There are cases where the insect reaches an unknown objective guided by a series of intermediary excitants. As Claparède observes, these cases approach the preceding ones, because each intermediary "determines the direction" and plays "in some sort the role of the unknown but appreciable end." The processionary caterpillars of the pine, studied by Fabre, offer us a perfect example of one of these cases. They are born upon the needles of the lower branches where the moth has deposited her batch of three hundred eggs. After having browsed upon the neighboring needles-first the two needles where they were born-they direct themselves through the foliage, pressed by the need of nourishment and surely also by tropisms. But it is by stages that they go, eating at each stop the needles which they meet. These needles are the intermediary excitants which lead them to an unknown objective, to the top of the tree. There they build a large common nest in which they hide during the winter. When the month of March arrives they finally leave this nest and descend to the ground to transform into chrysalids. Their objective is unknown to them, and no intermediary excitant directs them ; they are led by their geotropism, which has become positive after the physiological modifications which they have undergone. Indeed, whatever their geotropism at the time of their birth, all larvae of insects that transform in the soil present at the time of their maturity a more or less evident positive geotropism.
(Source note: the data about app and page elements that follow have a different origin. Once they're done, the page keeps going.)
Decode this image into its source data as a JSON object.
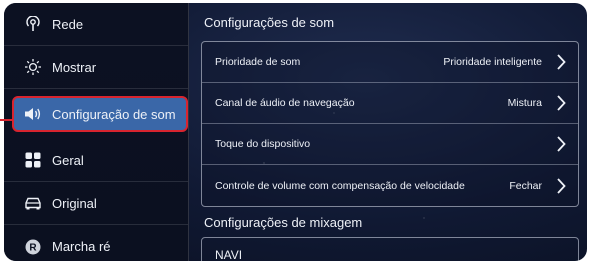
{
  "sidebar": {
    "items": [
      {
        "label": "Rede",
        "icon": "antenna-icon"
      },
      {
        "label": "Mostrar",
        "icon": "sun-icon"
      },
      {
        "label": "Configuração de som",
        "icon": "speaker-icon",
        "active": true
      },
      {
        "label": "Geral",
        "icon": "grid-icon"
      },
      {
        "label": "Original",
        "icon": "car-icon"
      },
      {
        "label": "Marcha ré",
        "icon": "reverse-r-icon",
        "badge": "R"
      }
    ]
  },
  "main": {
    "sound_title": "Configurações de som",
    "rows": [
      {
        "label": "Prioridade de som",
        "value": "Prioridade inteligente"
      },
      {
        "label": "Canal de áudio de navegação",
        "value": "Mistura"
      },
      {
        "label": "Toque do dispositivo",
        "value": ""
      },
      {
        "label": "Controle de volume com compensação de velocidade",
        "value": "Fechar"
      }
    ],
    "mix_title": "Configurações de mixagem",
    "mix_first_item": "NAVI"
  },
  "colors": {
    "highlight": "#d8242f",
    "active_bg": "#3a67a8",
    "background": "#101933"
  }
}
The history of the migratory grasshoppers gives rise to much more difficult problems. We can give a resumé of them from information which Kiinckel d'Herculais, the indefatigable student of these voracious creatures, has been good enough to furnish. The migratory locust of northern Africa (Schistocerca peregrina) is a native of the Sahara Desert region. It passes all of its life there ordinarily, but in certain years, when spring arrives, the adult grasshoppers assemble in swarms and fly by stages toward the north, using their stops to feed, to couple, and to lay eggs. They thus arrive at the Atlas frontier and invade the plain of Algeria quite to the Mediterranean littoral. ,The journey brings about changes of color, and, from the red which distinguished them at the start, they change little by little to chestnut and then lemon-yellow. The invasion stops in May to June, the period that ends their existence, which is rather long and punctuated by a dozen egg-layings. The young coming from these eggs have a series of molts and travel in considerable armies which devour everything on their way. When they have acquired the wings characteristic of the adult they group together in swarms, and by nocturnal flights direct themselves toward the south to gain the Sahara regions. Rose-colored at first, they pass to gray and then to yellow. Their sexual maturity is then perfect: they couple, lay, and thus produce the hibernating generation. The same species makes similar migrations in Arabia and in India. In the Argentine Republic, the migrations of Schisto-cerca americana are made in the opposite way.
Here we have migrations similar to those of birds, but more difficult to interpret because the grasshoppers never have as guides older individuals of the same species. Without doubt they start out to find food, and the unknown objective toward which they go is indicated by the plants which serve them as intermediary excitants. But why is the return always the opposite from the going? And why are the two journeys always in the meridian direction? Can it be said that the grasshoppers are guided by the sun? By the winds? By a magnetic sense? By an hereditary memory? These hypotheses will have to be supported by proof. Climatic conditions must certainly play a great part in these movements, but we are far from knowing in a satisfactory way what they are. The problem is still almost wholly a problem.
The objective is known: return to the nest. When the processionary caterpillars enter their nest after a meal they are guided toward this known end by a conducting thread of silk which they have spun out in going and which they use in returning. All the caterpillars of a colony behave the same, and return to their nest without appearing to manifest any psychic aptitude.
But how is the return of adult insects effected when biological exigencies lead them to a determined spot,-beetles of the genus Cicindela which have the habit of returning to the natal burrow, the scarabs which make provisionnants of dung, and the numerous nest-making Hymenoptera whether they are predators or honey-gatherers!
Before taking up this problem we must establish a distinction between aerial, or flying, insects and terrestrial species which move without leaving the ground. As Forel says, the former "have a knowledge of places very different from that of non-winged forms,-much more comprehensive and much broader. The terrestrial beings have their horizon continually obstructed, which renders their direction by means of sight much more difficult." The behavior cannot be the same in the two cases, and Ferton has given a striking proof. When the predatory wasp, Am~ mophila heydeni, carries to its burrow the numerous victims intended to nourish its larvae, it arrives by flight and alights exactly at the orifice of the nest when it has captured the little measuring-worms which ordinarily form its prey; but when necessity obliges it to take other and much larger caterpillars, it has to return on foot and finds its nest only after a rather long search.